Twitter’s login flaw breaching password security, now identified and corrected

Twitter’s security design has created a problem by allowing user passwrods to be relayed in plain text when feed on the page of a specific tweet. This was reported by an avid user named Zohar Alon together with the CEO of cloud security company, Dome 9. It has been resolved by the site’s security group just now.

Although the main Twitter pae makes use of SSL security to avoid plain text from being revealed publicly, the tweet detail pages has a drop-down sign-in menu that is not using the HTTPS protocol. Anybody who as logged in before the damaged has been controlled has sent their password to Twitter’s servers in plain, readily hackable text.

For replication of the problem, you need to log out of Twitter, click on a link that you took directly to a tweet’s detail page and sign in again using the drop down sheet.
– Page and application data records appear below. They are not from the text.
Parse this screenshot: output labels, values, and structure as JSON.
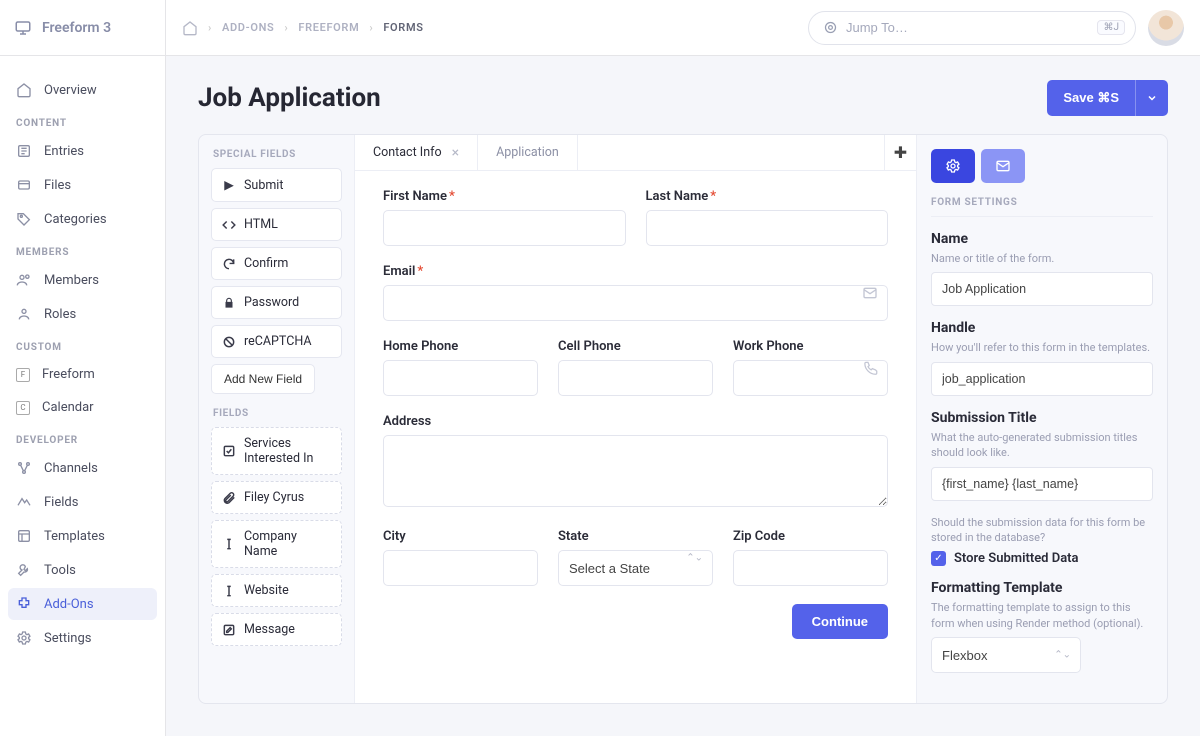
{
  "product": "Freeform 3",
  "breadcrumb": {
    "a": "ADD-ONS",
    "b": "FREEFORM",
    "c": "FORMS"
  },
  "search": {
    "placeholder": "Jump To…",
    "shortcut": "⌘J"
  },
  "sidebar": {
    "overview": "Overview",
    "groups": [
      {
        "title": "CONTENT",
        "items": [
          {
            "label": "Entries"
          },
          {
            "label": "Files"
          },
          {
            "label": "Categories"
          }
        ]
      },
      {
        "title": "MEMBERS",
        "items": [
          {
            "label": "Members"
          },
          {
            "label": "Roles"
          }
        ]
      },
      {
        "title": "CUSTOM",
        "items": [
          {
            "label": "Freeform",
            "badge": "F"
          },
          {
            "label": "Calendar",
            "badge": "C"
          }
        ]
      },
      {
        "title": "DEVELOPER",
        "items": [
          {
            "label": "Channels"
          },
          {
            "label": "Fields"
          },
          {
            "label": "Templates"
          },
          {
            "label": "Tools"
          },
          {
            "label": "Add-Ons",
            "active": true
          },
          {
            "label": "Settings"
          }
        ]
      }
    ]
  },
  "page": {
    "title": "Job Application",
    "save": "Save ⌘S"
  },
  "fieldsColumn": {
    "specialTitle": "SPECIAL FIELDS",
    "special": [
      "Submit",
      "HTML",
      "Confirm",
      "Password",
      "reCAPTCHA"
    ],
    "addNew": "Add New Field",
    "fieldsTitle": "FIELDS",
    "fields": [
      "Services Interested In",
      "Filey Cyrus",
      "Company Name",
      "Website",
      "Message"
    ]
  },
  "tabs": {
    "a": "Contact Info",
    "b": "Application"
  },
  "form": {
    "firstName": "First Name",
    "lastName": "Last Name",
    "email": "Email",
    "homePhone": "Home Phone",
    "cellPhone": "Cell Phone",
    "workPhone": "Work Phone",
    "address": "Address",
    "city": "City",
    "state": "State",
    "statePlaceholder": "Select a State",
    "zip": "Zip Code",
    "continue": "Continue"
  },
  "settings": {
    "title": "FORM SETTINGS",
    "name": {
      "label": "Name",
      "help": "Name or title of the form.",
      "value": "Job Application"
    },
    "handle": {
      "label": "Handle",
      "help": "How you'll refer to this form in the templates.",
      "value": "job_application"
    },
    "subTitle": {
      "label": "Submission Title",
      "help": "What the auto-generated submission titles should look like.",
      "value": "{first_name} {last_name}"
    },
    "storeHelp": "Should the submission data for this form be stored in the database?",
    "storeLabel": "Store Submitted Data",
    "format": {
      "label": "Formatting Template",
      "help": "The formatting template to assign to this form when using Render method (optional).",
      "value": "Flexbox"
    }
  }
}
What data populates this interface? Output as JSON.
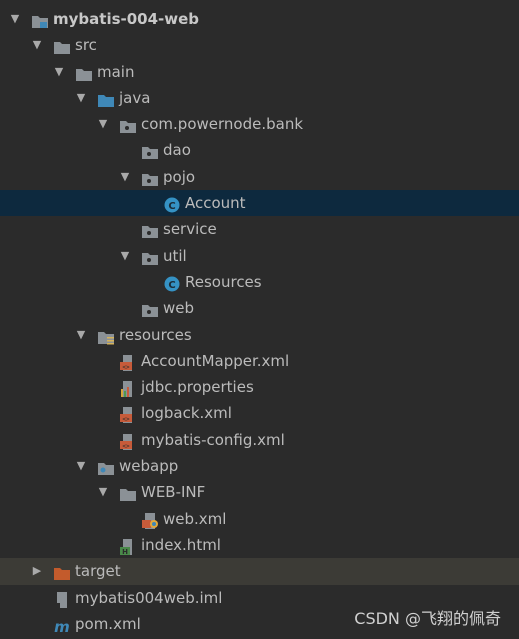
{
  "project_tree": {
    "items": [
      {
        "label": "mybatis-004-web",
        "depth": 0,
        "arrow": "down",
        "icon": "module-folder-icon",
        "bold": true
      },
      {
        "label": "src",
        "depth": 1,
        "arrow": "down",
        "icon": "folder-icon"
      },
      {
        "label": "main",
        "depth": 2,
        "arrow": "down",
        "icon": "folder-icon"
      },
      {
        "label": "java",
        "depth": 3,
        "arrow": "down",
        "icon": "source-root-folder-icon"
      },
      {
        "label": "com.powernode.bank",
        "depth": 4,
        "arrow": "down",
        "icon": "package-icon"
      },
      {
        "label": "dao",
        "depth": 5,
        "arrow": "none",
        "icon": "package-icon"
      },
      {
        "label": "pojo",
        "depth": 5,
        "arrow": "down",
        "icon": "package-icon"
      },
      {
        "label": "Account",
        "depth": 6,
        "arrow": "none",
        "icon": "class-icon",
        "selected": true
      },
      {
        "label": "service",
        "depth": 5,
        "arrow": "none",
        "icon": "package-icon"
      },
      {
        "label": "util",
        "depth": 5,
        "arrow": "down",
        "icon": "package-icon"
      },
      {
        "label": "Resources",
        "depth": 6,
        "arrow": "none",
        "icon": "class-icon"
      },
      {
        "label": "web",
        "depth": 5,
        "arrow": "none",
        "icon": "package-icon"
      },
      {
        "label": "resources",
        "depth": 3,
        "arrow": "down",
        "icon": "resources-root-folder-icon"
      },
      {
        "label": "AccountMapper.xml",
        "depth": 4,
        "arrow": "none",
        "icon": "xml-file-icon"
      },
      {
        "label": "jdbc.properties",
        "depth": 4,
        "arrow": "none",
        "icon": "properties-file-icon"
      },
      {
        "label": "logback.xml",
        "depth": 4,
        "arrow": "none",
        "icon": "xml-file-icon"
      },
      {
        "label": "mybatis-config.xml",
        "depth": 4,
        "arrow": "none",
        "icon": "xml-file-icon"
      },
      {
        "label": "webapp",
        "depth": 3,
        "arrow": "down",
        "icon": "web-folder-icon"
      },
      {
        "label": "WEB-INF",
        "depth": 4,
        "arrow": "down",
        "icon": "folder-icon"
      },
      {
        "label": "web.xml",
        "depth": 5,
        "arrow": "none",
        "icon": "web-xml-file-icon"
      },
      {
        "label": "index.html",
        "depth": 4,
        "arrow": "none",
        "icon": "html-file-icon"
      },
      {
        "label": "target",
        "depth": 1,
        "arrow": "right",
        "icon": "excluded-folder-icon",
        "excluded": true
      },
      {
        "label": "mybatis004web.iml",
        "depth": 1,
        "arrow": "none",
        "icon": "iml-file-icon"
      },
      {
        "label": "pom.xml",
        "depth": 1,
        "arrow": "none",
        "icon": "maven-file-icon"
      }
    ]
  },
  "watermark": "CSDN @飞翔的佩奇",
  "colors": {
    "background": "#2b2b2b",
    "selected_row": "#0d293e",
    "excluded_row": "#3c3b36",
    "folder": "#8b9196",
    "source_root": "#3f88b7",
    "class_icon": "#3592c4",
    "xml_icon": "#c75b3a",
    "excluded_folder": "#c35b2c"
  }
}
This may not be the popular way of logging in for majority of users but others still use it. By doing this, you are actually sending hundreds of copies of your password in plain text.

The drop down menu is not covered by the HTTPS protocol. The possibility of breaching password security is way too large and it is certainly not the level of confidentiality and safety that a popular site with such potential as a gateway to your personal data must use.
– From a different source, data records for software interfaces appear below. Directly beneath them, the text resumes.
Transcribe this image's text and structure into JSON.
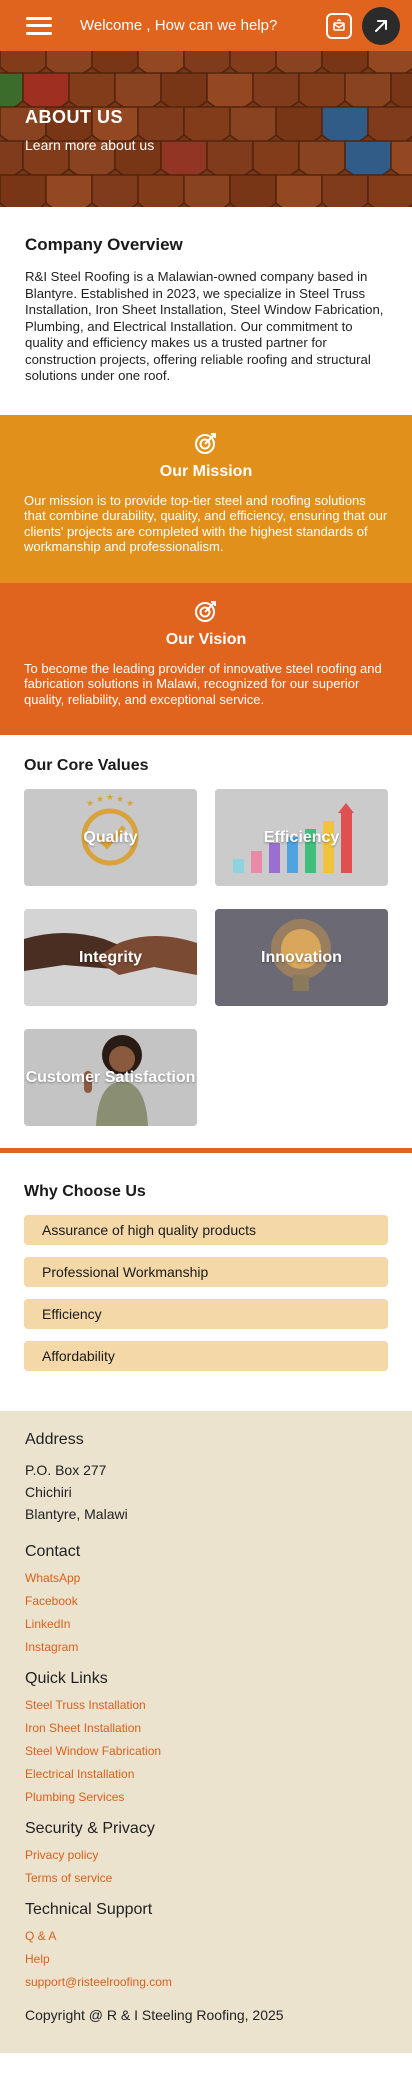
{
  "header": {
    "welcome_text": "Welcome , How can we help?"
  },
  "hero": {
    "title": "ABOUT US",
    "subtitle": "Learn more about us"
  },
  "overview": {
    "title": "Company Overview",
    "text": "R&I Steel Roofing is a Malawian-owned company based in Blantyre. Established in 2023, we specialize in Steel Truss Installation, Iron Sheet Installation, Steel Window Fabrication, Plumbing, and Electrical Installation. Our commitment to quality and efficiency makes us a trusted partner for construction projects, offering reliable roofing and structural solutions under one roof."
  },
  "mission": {
    "title": "Our Mission",
    "text": "Our mission is to provide top-tier steel and roofing solutions that combine durability, quality, and efficiency, ensuring that our clients' projects are completed with the highest standards of workmanship and professionalism."
  },
  "vision": {
    "title": "Our Vision",
    "text": "To become the leading provider of innovative steel roofing and fabrication solutions in Malawi, recognized for our superior quality, reliability, and exceptional service."
  },
  "core_values": {
    "title": "Our Core Values",
    "items": [
      {
        "label": "Quality"
      },
      {
        "label": "Efficiency"
      },
      {
        "label": "Integrity"
      },
      {
        "label": "Innovation"
      },
      {
        "label": "Customer Satisfaction"
      }
    ]
  },
  "why": {
    "title": "Why Choose Us",
    "items": [
      "Assurance of high quality products",
      "Professional Workmanship",
      "Efficiency",
      "Affordability"
    ]
  },
  "footer": {
    "address": {
      "title": "Address",
      "lines": [
        "P.O. Box 277",
        "Chichiri",
        "Blantyre, Malawi"
      ]
    },
    "contact": {
      "title": "Contact",
      "links": [
        "WhatsApp",
        "Facebook",
        "LinkedIn",
        "Instagram"
      ]
    },
    "quick_links": {
      "title": "Quick Links",
      "links": [
        "Steel Truss Installation",
        "Iron Sheet Installation",
        "Steel Window Fabrication",
        "Electrical Installation",
        "Plumbing Services"
      ]
    },
    "security": {
      "title": "Security & Privacy",
      "links": [
        "Privacy policy",
        "Terms of service"
      ]
    },
    "support": {
      "title": "Technical Support",
      "links": [
        "Q & A",
        "Help",
        "support@risteelroofing.com"
      ]
    },
    "copyright": "Copyright @ R & I Steeling Roofing, 2025"
  },
  "icons": {
    "menu": "hamburger-menu-icon",
    "chat": "chat-mail-icon",
    "arrow": "arrow-up-right-icon",
    "target": "target-icon"
  },
  "colors": {
    "primary_orange": "#e0631e",
    "mission_amber": "#e1901c",
    "pill_bg": "#f5d8a8",
    "footer_bg": "#ece3cf",
    "link": "#d9601c"
  }
}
Be guided ith how the traffic should appear when logging in on the main Twitter page that is well protected:
Gibberish is perfect. To be perfectly clear, the security on Twitter’s main page is set up correctly. It was specifically the login sheet on the tweet detail pages that was affected by not using HTTPS traffic.
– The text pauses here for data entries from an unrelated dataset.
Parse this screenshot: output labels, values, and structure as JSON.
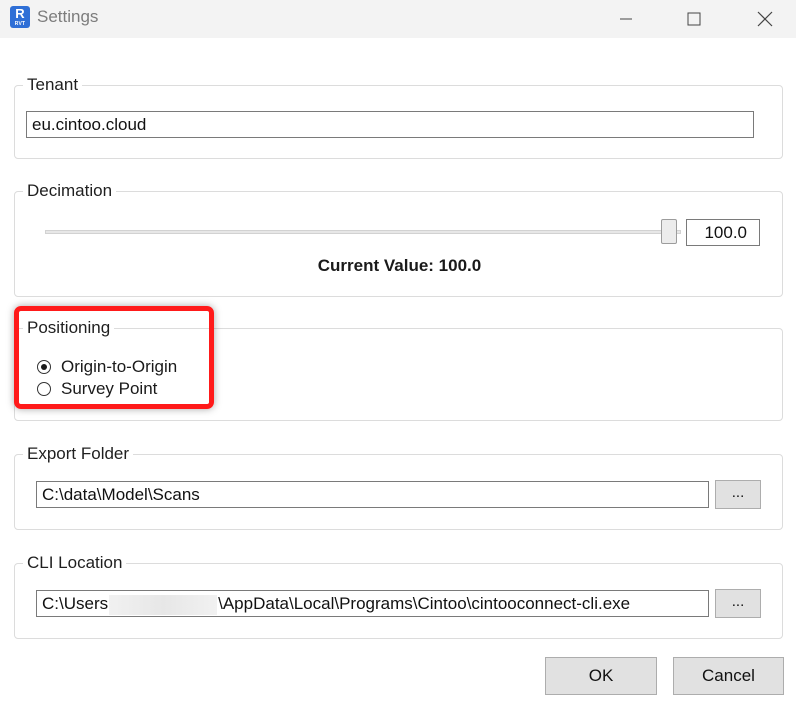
{
  "window": {
    "title": "Settings",
    "app_icon": {
      "letter": "R",
      "sub": "RVT"
    },
    "controls": [
      "minimize-icon",
      "maximize-icon",
      "close-icon"
    ]
  },
  "tenant": {
    "legend": "Tenant",
    "value": "eu.cintoo.cloud"
  },
  "decimation": {
    "legend": "Decimation",
    "slider_value": 100.0,
    "value_text": "100.0",
    "current_value_label": "Current Value: 100.0"
  },
  "positioning": {
    "legend": "Positioning",
    "options": [
      {
        "label": "Origin-to-Origin",
        "checked": true
      },
      {
        "label": "Survey Point",
        "checked": false
      }
    ]
  },
  "export_folder": {
    "legend": "Export Folder",
    "value": "C:\\data\\Model\\Scans",
    "browse_label": "..."
  },
  "cli_location": {
    "legend": "CLI Location",
    "value_prefix": "C:\\Users",
    "value_suffix": "\\AppData\\Local\\Programs\\Cintoo\\cintooconnect-cli.exe",
    "browse_label": "..."
  },
  "buttons": {
    "ok": "OK",
    "cancel": "Cancel"
  },
  "colors": {
    "highlight": "#ff1a1a",
    "button_bg": "#e1e1e1",
    "titlebar_bg": "#f3f3f3"
  }
}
A representative of Twitter gave an update that their security group had searched at the possible weakness and has resolved it.

Users are hopeful that the problem has finally come to an end and that no other security threats will come up soon.